Sonia's slow foot-work worries partymen

NEW DELHI, JULY 12 While much attention is focussed on the Congress(I)'s inability to revive itself organisationally, senior Congress leaders are worried on another count: the party president, Ms. Sonia Gandhi's political reflexes and responses have become rather dysfunctional. Twice in recent days, the party failed to react in time and in the right measure: if the response to the pro-LTTE noises at the Erode convention early this month was tepid, the reaction to Dr. Farooq Abdullah's mother's death was virtually non-existent. The two cases of non-reaction reflect badly on the quality of staff support Ms. Gandhi has put in place as well as on the absence of an institutionalised consultation process on a day-to-day basis.

It is learnt that it was not until late Tuesday afternoon when Ms. Gandhi was informed about Begum Akbar Jehan Abdullah's death. So there was no reaction from her; this was jarring, to say the least, given the long, if turbulent, relationship between two families, each jealously watchful of its dynastic legacy and proprietorial claims.

More than a lapse of a social nature, the Congress(I) missed an opportunity to make a political statement of the kind the Prime Minister, Mr. Atal Behari Vajpayee, and his senior Cabinet colleagues could make. This was an occasion when Ms. Gandhi could have shown the Congress flag in the valley; and, if a request had been made, she could easily have been provided a place on the Prime Minister's aircraft to Srinagar. And the presence of the Leader of the Opposition, along with the Prime Minister, in Srinagar at Begum Abdullah's funeral could have had a far- reaching symbolic significance.

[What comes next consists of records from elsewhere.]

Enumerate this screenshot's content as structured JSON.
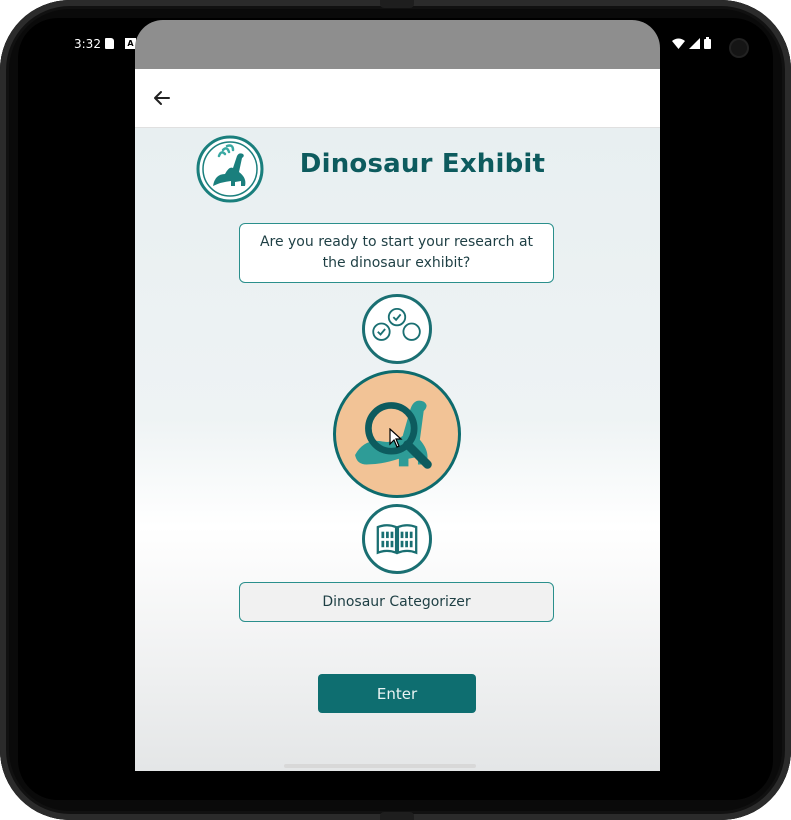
{
  "status_bar": {
    "time": "3:32",
    "notification_a": "A"
  },
  "app": {
    "title": "Dinosaur Exhibit",
    "question": "Are you ready to start your research at the dinosaur exhibit?",
    "selected_option": "Dinosaur Categorizer",
    "enter_label": "Enter",
    "options": [
      {
        "icon": "checklist-circles-icon"
      },
      {
        "icon": "magnifier-dinosaur-icon",
        "selected": true
      },
      {
        "icon": "open-book-icon"
      }
    ]
  },
  "colors": {
    "primary": "#0e6e70",
    "title": "#0d5b5e",
    "accent_fill": "#f2c396",
    "border": "#2a8f8c"
  }
}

If Ms. Gandhi missed an opportunity to play the ``statesman'' on Tuesday, she could not seize the opportunity that came her way earlier this month when the Union Home Minister, Mr. L.K. Advani attended Mr. Vaiko's ``Tamil awakening convention''. Barring symbolic ``protest'' by the Tamil Nadu Congress(I) and barring a perfunctory comment from the AICC spokesman, the party failed to respond to a development on which the ruling alliance could be justifiably hauled up. By contrast, Ms. Jayalalitha reacted with sufficient indignation and with enough political arguments.

After all in October 1997, Ms. Gandhi had countenanced the competitive ``find the Rajiv Gandhi killer(s) ''slogan mongering in the Congress; excessive display of loyalty to the memory of Rajiv Gandhi by leaders such as Mr. Arjun Singh and Mr. Jitendra Prasada created a situation that led to the downfall of the I.K. Gujral Government. But these self-proclaimed defenders of the ``Rajiv legacy'' had no words of outrage that the Home Minister was attending a convention where the proclaimed offender Prabhakarn's badges and photographs were displayed, and where pro-LTTE sentiment was pervasive. At the drop of a hat, Mr. Arjun Singh is shooting off letters to the Home Minister about this or that aspect of the unfinished business of the follow-up to the Jain Commission; the same gentleman was conspicuously silent over the elaborate display of the pro-LTTE sympathies at Erode.

Both these non-reactions point to the entirely haphazard manner in which Ms. Gandhi gets and processes information. For different reasons, secretarial staff support available to her at 10, Janpath remains unchanged from what she had inherited; even after becoming the party president, there has been no accretion to her staff, though various functionaries such as Mr. Jairam Ramesh, Mr. Janardhan Dwivedi or Mr. Mani Shankar Aiyyar continue to flit in and flit out as per their usefulness at any particular hour. There is no institutionalised arrangement. And, again, for inexplicable reasons, the staff available to Ms. Gandhi in her capacity as the Leader of the Opposition is being kept at an arm's length from the 10, Janpath establishment.

But the failure is not as much secretarial as political. Ms. Gandhi has not yet instituted any arrangement which allows her to tap the collective political instincts of her senior colleagues. There is an aversion to a coterie, though individuals do behave in conspiratorial style; there is no parliamentary board; there is no political secretary. Ms. Gandhi is left to her inadequacies and her fax machine.